The 4th edition of this insightful book is set to be released in June 2024. It promises to be an updated, comprehensive guide, further enriching your understanding of sports nutrition.

A Key Takeaway on Exercise and Nutrition for Body-Fat Loss One of the many gems in this book addresses a common question: “What sort of exercise is best for body-fat loss?” The authors suggest that the key lies in aerobic exercises performed at an intensity close to your maximal fat oxidation rate. For most, this means exercising at about 55%-65% of VO2max (or 60%-80% of your maximum heart rate), depending on your aerobic fitness level. Moreover, the book emphasizes that the duration and frequency of exercise sessions are just as important as the type of exercise you choose.

Final Thoughts Combining exercise with correct nutrition is not just a strategy for body-fat loss; it’s a holistic approach to better health and fitness. This book, with its scientific backing and practical advice, is an essential read for anyone serious about understanding and applying the principles of sports nutrition.

The Polarization Index (P.I.)

Endurance athletes and coaches often talk about polarized vs. non-polarized training. But what does this actually mean, and how can you quantify whether a training program is polarized or not? A new metric called the polarization index (PI) aims to provide some clarity.

The polarization index is a simple calculation that looks at the distribution of your training time or distance across three intensity zones:

  • Zone 1: Low intensity
  • Zone 2: Medium intensity
  • Zone 3: High intensity

To determine the PI

PI = log10(((Zone 1 / Zone 2 )* Zone 3) * 100)

If your PI is greater than 2.00, your training distribution is considered polarized. This means the majority of your training volume is spent in Zone 1, with less emphasis on Zones 2 and 3. Non-polarized training distributes volume more evenly across the three zones.

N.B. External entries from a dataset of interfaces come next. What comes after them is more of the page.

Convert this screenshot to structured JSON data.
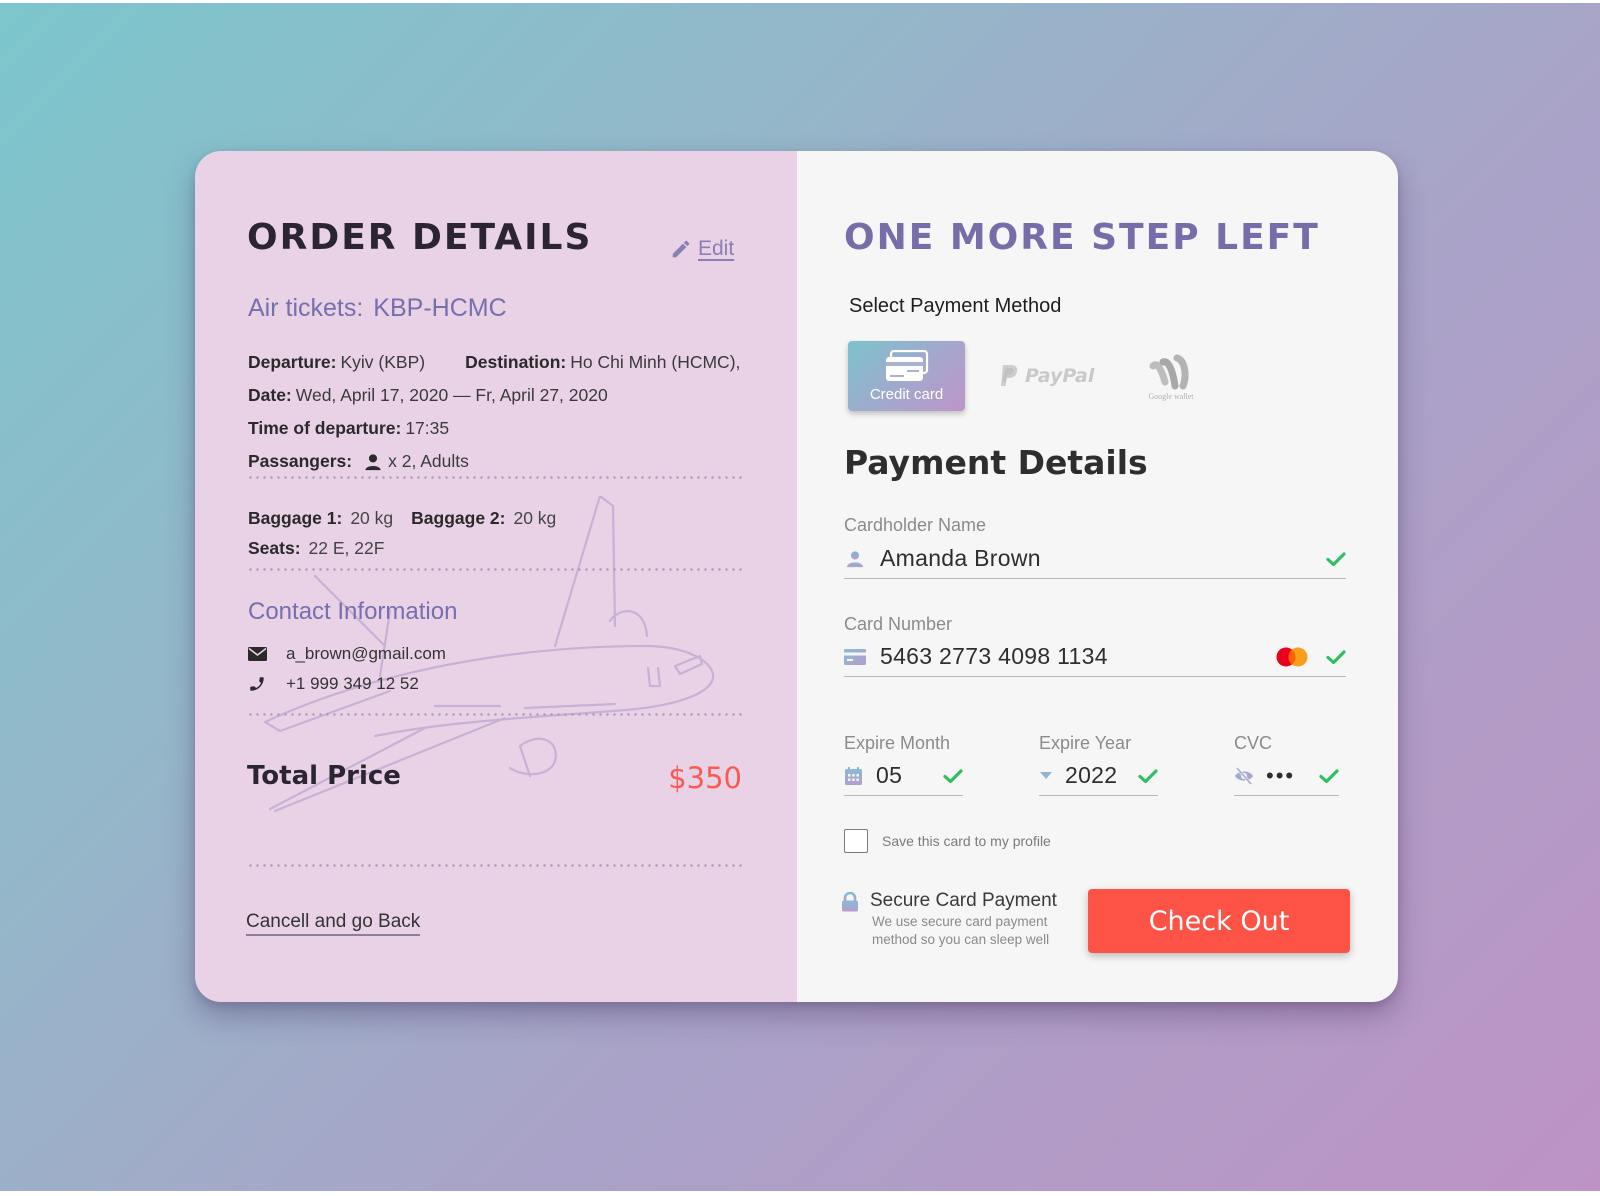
{
  "colors": {
    "accent_purple": "#766fae",
    "price_red": "#f75b51",
    "checkout_red": "#fd5246",
    "check_green": "#2fbf63",
    "left_panel_bg": "#ead2e6",
    "right_panel_bg": "#f6f6f6"
  },
  "order": {
    "title": "ORDER DETAILS",
    "edit_label": "Edit",
    "air_tickets_label": "Air tickets:",
    "air_tickets_route": "KBP-HCMC",
    "departure_label": "Departure:",
    "departure_value": "Kyiv (KBP)",
    "destination_label": "Destination:",
    "destination_value": "Ho Chi Minh (HCMC),",
    "date_label": "Date:",
    "date_value": "Wed, April 17, 2020 — Fr, April 27, 2020",
    "time_label": "Time of departure:",
    "time_value": "17:35",
    "passengers_label": "Passangers:",
    "passengers_value": "x 2, Adults",
    "baggage1_label": "Baggage 1:",
    "baggage1_value": "20 kg",
    "baggage2_label": "Baggage 2:",
    "baggage2_value": "20 kg",
    "seats_label": "Seats:",
    "seats_value": "22 E, 22F",
    "contact_title": "Contact Information",
    "email": "a_brown@gmail.com",
    "phone": "+1 999 349 12 52",
    "total_label": "Total Price",
    "total_value": "$350",
    "cancel_label": "Cancell and go Back"
  },
  "payment": {
    "title": "ONE MORE STEP LEFT",
    "select_method_label": "Select Payment Method",
    "methods": [
      {
        "name": "Credit card",
        "icon": "credit-card-icon",
        "selected": true
      },
      {
        "name": "PayPal",
        "icon": "paypal-logo",
        "selected": false
      },
      {
        "name": "Google wallet",
        "icon": "google-wallet-logo",
        "selected": false
      }
    ],
    "details_title": "Payment Details",
    "cardholder_label": "Cardholder Name",
    "cardholder_value": "Amanda Brown",
    "card_number_label": "Card Number",
    "card_number_value": "5463 2773 4098 1134",
    "card_brand": "mastercard",
    "expire_month_label": "Expire Month",
    "expire_month_value": "05",
    "expire_year_label": "Expire Year",
    "expire_year_value": "2022",
    "cvc_label": "CVC",
    "cvc_value": "•••",
    "save_card_label": "Save this card to my profile",
    "save_card_checked": false,
    "secure_title": "Secure Card Payment",
    "secure_line1": "We use secure card payment",
    "secure_line2": "method so you can sleep well",
    "checkout_label": "Check Out"
  }
}
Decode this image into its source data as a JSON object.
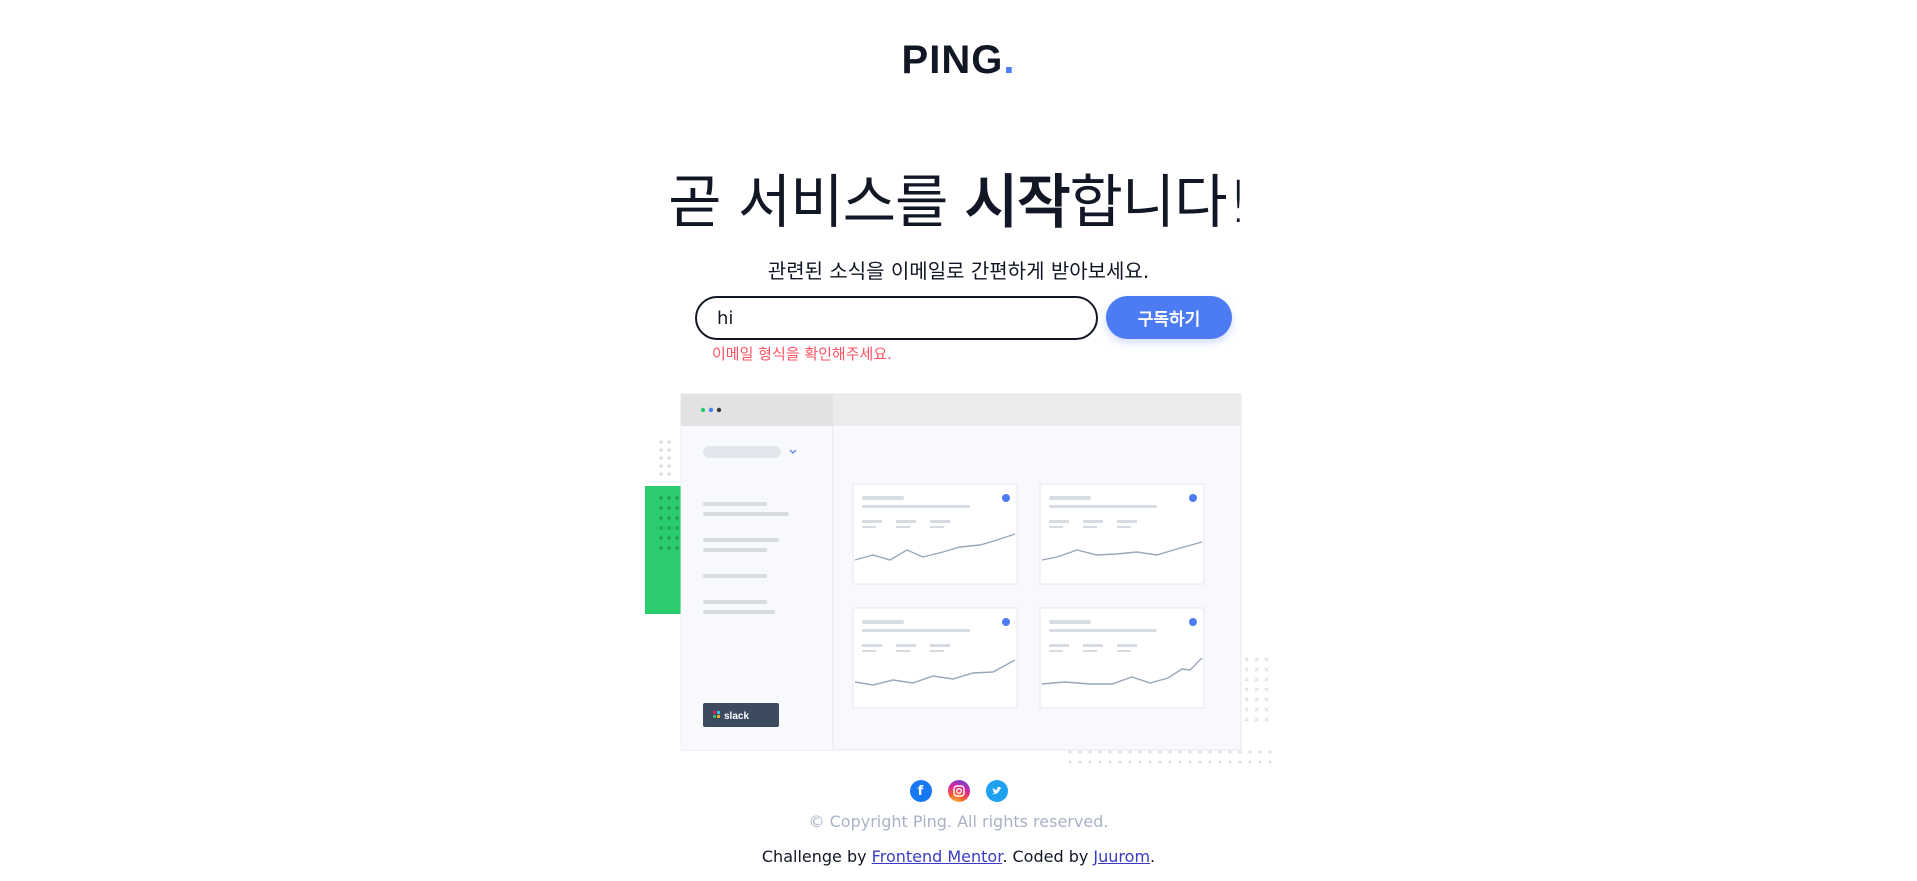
{
  "logo": {
    "text": "PING",
    "dot": "."
  },
  "headline": {
    "part1": "곧 서비스를 ",
    "bold": "시작",
    "part2": "합니다!"
  },
  "subtitle": "관련된 소식을 이메일로 간편하게 받아보세요.",
  "form": {
    "email_value": "hi",
    "button_label": "구독하기",
    "error": "이메일 형식을 확인해주세요."
  },
  "illustration": {
    "brand_label": "slack"
  },
  "social": [
    "facebook-icon",
    "instagram-icon",
    "twitter-icon"
  ],
  "footer": {
    "copyright": "© Copyright Ping. All rights reserved.",
    "credit_prefix": "Challenge by ",
    "credit_link1": "Frontend Mentor",
    "credit_mid": ". Coded by ",
    "credit_link2": "Juurom",
    "credit_suffix": "."
  },
  "colors": {
    "accent": "#4c7bf3",
    "error": "#ff5263",
    "text": "#121725",
    "muted": "#a9b3c5"
  }
}
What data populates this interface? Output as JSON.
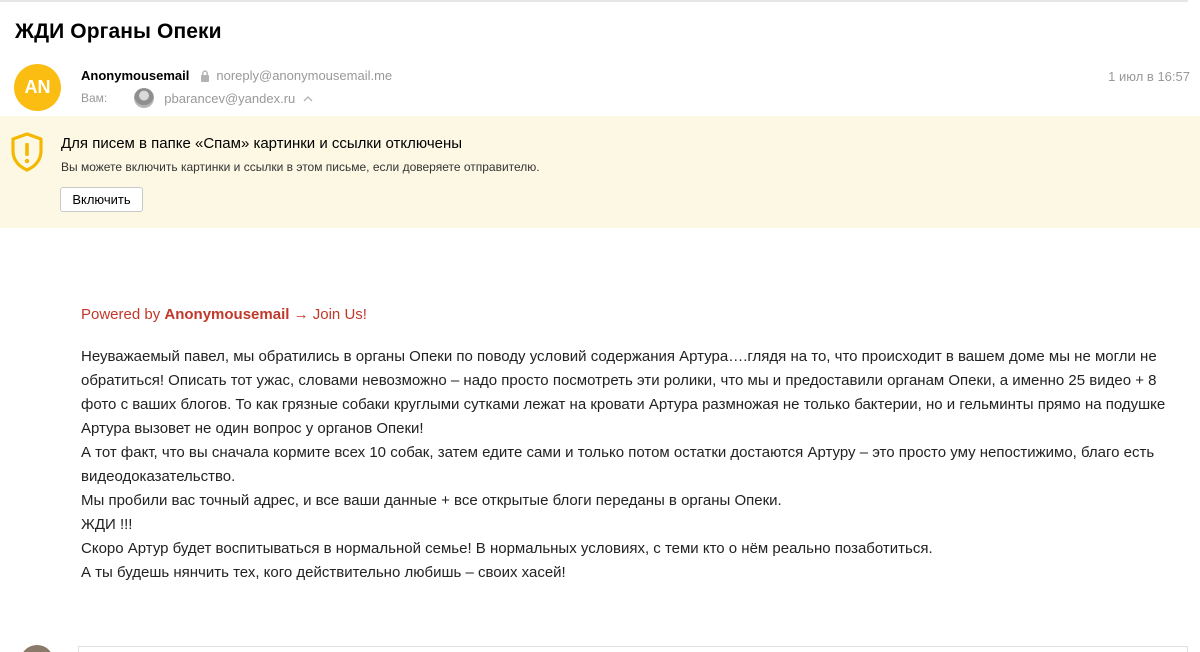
{
  "subject": "ЖДИ Органы Опеки",
  "sender": {
    "avatar_initials": "AN",
    "name": "Anonymousemail",
    "email": "noreply@anonymousemail.me",
    "date": "1 июл в 16:57"
  },
  "recipient": {
    "label": "Вам:",
    "email": "pbarancev@yandex.ru"
  },
  "spam_banner": {
    "title": "Для писем в папке «Спам» картинки и ссылки отключены",
    "text": "Вы можете включить картинки и ссылки в этом письме, если доверяете отправителю.",
    "button_label": "Включить"
  },
  "powered": {
    "prefix": "Powered by ",
    "brand": "Anonymousemail",
    "suffix": " → Join Us!"
  },
  "body_lines": [
    "Неуважаемый павел, мы обратились в органы Опеки по поводу условий содержания Артура….глядя на то, что происходит в вашем доме мы не могли не обратиться! Описать тот ужас, словами невозможно – надо просто посмотреть эти ролики, что мы и предоставили органам Опеки, а именно 25 видео + 8 фото с ваших блогов. То как грязные собаки круглыми сутками лежат на кровати Артура размножая не только бактерии, но и гельминты прямо на подушке Артура вызовет не один вопрос у органов Опеки!",
    "А тот факт, что вы сначала кормите всех 10 собак, затем едите сами и только потом остатки достаются Артуру – это просто уму непостижимо, благо есть видеодоказательство.",
    "Мы пробили вас точный адрес, и все ваши данные + все открытые блоги переданы в органы Опеки.",
    "ЖДИ !!!",
    "Скоро Артур будет воспитываться в нормальной семье! В нормальных условиях, с теми кто о нём реально позаботиться.",
    "А ты будешь нянчить тех, кого действительно любишь – своих  хасей!"
  ],
  "colors": {
    "avatar": "#fcbd12",
    "banner_bg": "#fdf8e4",
    "warning_icon": "#f5b800",
    "powered_link": "#c0392b"
  },
  "icons": [
    "lock-icon",
    "chevron-up-icon",
    "shield-warning-icon"
  ]
}
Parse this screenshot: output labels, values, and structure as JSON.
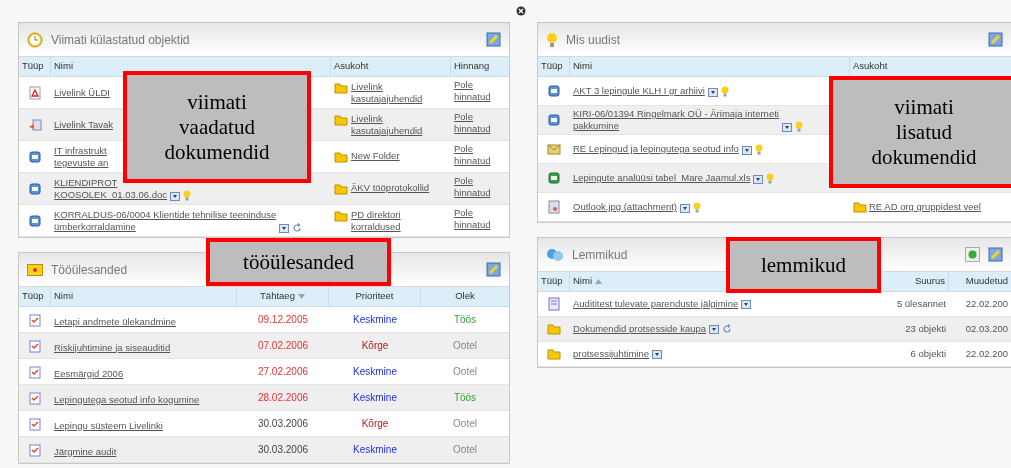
{
  "recent": {
    "title": "Viimati külastatud objektid",
    "columns": [
      "Tüüp",
      "Nimi",
      "Asukoht",
      "Hinnang"
    ],
    "callout": [
      "viimati",
      "vaadatud",
      "dokumendid"
    ],
    "rows": [
      {
        "kind": "pdf",
        "name": [
          "Livelink ÜLDI"
        ],
        "menu": false,
        "new": false,
        "refresh": false,
        "location": [
          "Livelink",
          "kasutajajuhendid"
        ],
        "rating": [
          "Pole",
          "hinnatud"
        ]
      },
      {
        "kind": "shortcut",
        "name": [
          "Livelink Tavak"
        ],
        "menu": false,
        "new": false,
        "refresh": false,
        "location": [
          "Livelink",
          "kasutajajuhendid"
        ],
        "rating": [
          "Pole",
          "hinnatud"
        ]
      },
      {
        "kind": "doc",
        "name": [
          "IT infrastrukt",
          "tegevuste an"
        ],
        "menu": false,
        "new": false,
        "refresh": false,
        "location": [
          "New Folder"
        ],
        "rating": [
          "Pole",
          "hinnatud"
        ]
      },
      {
        "kind": "doc",
        "name": [
          "KLIENDIPROT",
          "KOOSOLEK_01.03.06.doc"
        ],
        "menu": true,
        "new": true,
        "refresh": false,
        "location": [
          "ÄKV tööprotokollid"
        ],
        "rating": [
          "Pole",
          "hinnatud"
        ]
      },
      {
        "kind": "doc",
        "name": [
          "KORRALDUS-06/0004 Klientide tehnilise teeninduse",
          "ümberkorraldamine"
        ],
        "menu": true,
        "new": false,
        "refresh": true,
        "location": [
          "PD direktori",
          "korraldused"
        ],
        "rating": [
          "Pole",
          "hinnatud"
        ]
      }
    ]
  },
  "tasks": {
    "title": "Tööülesanded",
    "callout": [
      "tööülesanded"
    ],
    "columns": [
      {
        "label": "Tüüp",
        "sorted": false
      },
      {
        "label": "Nimi",
        "sorted": false
      },
      {
        "label": "Tähtaeg",
        "sorted": true
      },
      {
        "label": "Prioriteet",
        "sorted": false
      },
      {
        "label": "Olek",
        "sorted": false
      }
    ],
    "rows": [
      {
        "name": "Letapi andmete ülekandmine",
        "due": "09.12.2005",
        "overdue": true,
        "priority": "Keskmine",
        "high_priority": false,
        "status": "Töös",
        "in_progress": true
      },
      {
        "name": "Riskijuhtimine ja siseauditid",
        "due": "07.02.2006",
        "overdue": true,
        "priority": "Kõrge",
        "high_priority": true,
        "status": "Ootel",
        "in_progress": false
      },
      {
        "name": "Eesmärgid 2006",
        "due": "27.02.2006",
        "overdue": true,
        "priority": "Keskmine",
        "high_priority": false,
        "status": "Ootel",
        "in_progress": false
      },
      {
        "name": "Lepingutega seotud info kogumine",
        "due": "28.02.2006",
        "overdue": true,
        "priority": "Keskmine",
        "high_priority": false,
        "status": "Töös",
        "in_progress": true
      },
      {
        "name": "Lepingu süsteem Livelinki",
        "due": "30.03.2006",
        "overdue": false,
        "priority": "Kõrge",
        "high_priority": true,
        "status": "Ootel",
        "in_progress": false
      },
      {
        "name": "Järgmine audit",
        "due": "30.03.2006",
        "overdue": false,
        "priority": "Keskmine",
        "high_priority": false,
        "status": "Ootel",
        "in_progress": false
      }
    ]
  },
  "news": {
    "title": "Mis uudist",
    "columns": [
      "Tüüp",
      "Nimi",
      "Asukoht"
    ],
    "callout": [
      "viimati",
      "lisatud",
      "dokumendid"
    ],
    "rows": [
      {
        "kind": "doc",
        "name": [
          "AKT 3 lepingule KLH I gr arhiivi"
        ],
        "menu": true,
        "new": true,
        "refresh": false
      },
      {
        "kind": "doc",
        "name": [
          "KIRI-06/01394 Ringelmark OÜ - Ärimaja interneti",
          "pakkumine"
        ],
        "menu": true,
        "new": true,
        "refresh": false
      },
      {
        "kind": "mail",
        "name": [
          "RE Lepingud ja lepingutega seotud info"
        ],
        "menu": true,
        "new": true,
        "refresh": false
      },
      {
        "kind": "xls",
        "name": [
          "Lepingute analüüsi tabel_Mare Jaamul.xls"
        ],
        "menu": true,
        "new": true,
        "refresh": false
      },
      {
        "kind": "image",
        "name": [
          "Outlook.jpg (attachment)"
        ],
        "menu": true,
        "new": true,
        "refresh": false,
        "location": "RE AD org gruppidest veel"
      }
    ]
  },
  "favorites": {
    "title": "Lemmikud",
    "callout": [
      "lemmikud"
    ],
    "columns": [
      {
        "label": "Tüüp",
        "sorted": false
      },
      {
        "label": "Nimi",
        "sorted": true
      },
      {
        "label": "Suurus",
        "sorted": false
      },
      {
        "label": "Muudetud",
        "sorted": false
      }
    ],
    "rows": [
      {
        "kind": "tasklist",
        "name": "Audititest tulevate parenduste jälgimine",
        "menu": true,
        "new": false,
        "refresh": false,
        "size": "5 ülesannet",
        "modified": "22.02.200"
      },
      {
        "kind": "folder",
        "name": "Dokumendid protsesside kaupa",
        "menu": true,
        "new": false,
        "refresh": true,
        "size": "23 objekti",
        "modified": "02.03.200"
      },
      {
        "kind": "folder",
        "name": "protsessijuhtimine",
        "menu": true,
        "new": false,
        "refresh": false,
        "size": "6 objekti",
        "modified": "22.02.200"
      }
    ]
  }
}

Research has shown that elite endurance athletes tend to follow a polarized training model. Their high volume of low intensity training allows them to absorb the hard workouts and adapt to get stronger. But what PI is ideal? There is no perfect number, as it depends on your specific sport and goals. The PI simply quantifies your polarization.

So in summary, the polarization index is an easy way to calculate whether your training is polarized or not based on time or distance in three intensity zones. It provides an objective measure you can track over time as you refine your training plan for optimal performance. Give it a try!

You can find the PI index in the activity analysis and in the calendar view of the SELFLOOPS website.


Treff, G., Winkert, K., Sareban, M., Steinacker, J. M., & Sperlich, B. (2019). The Polarization-Index: A Simple Calculation to Distinguish Polarized From Non-polarized Training Intensity Distributions. Frontiers in physiology10, 707. https://doi.org/10.3389/fphys.2019.00707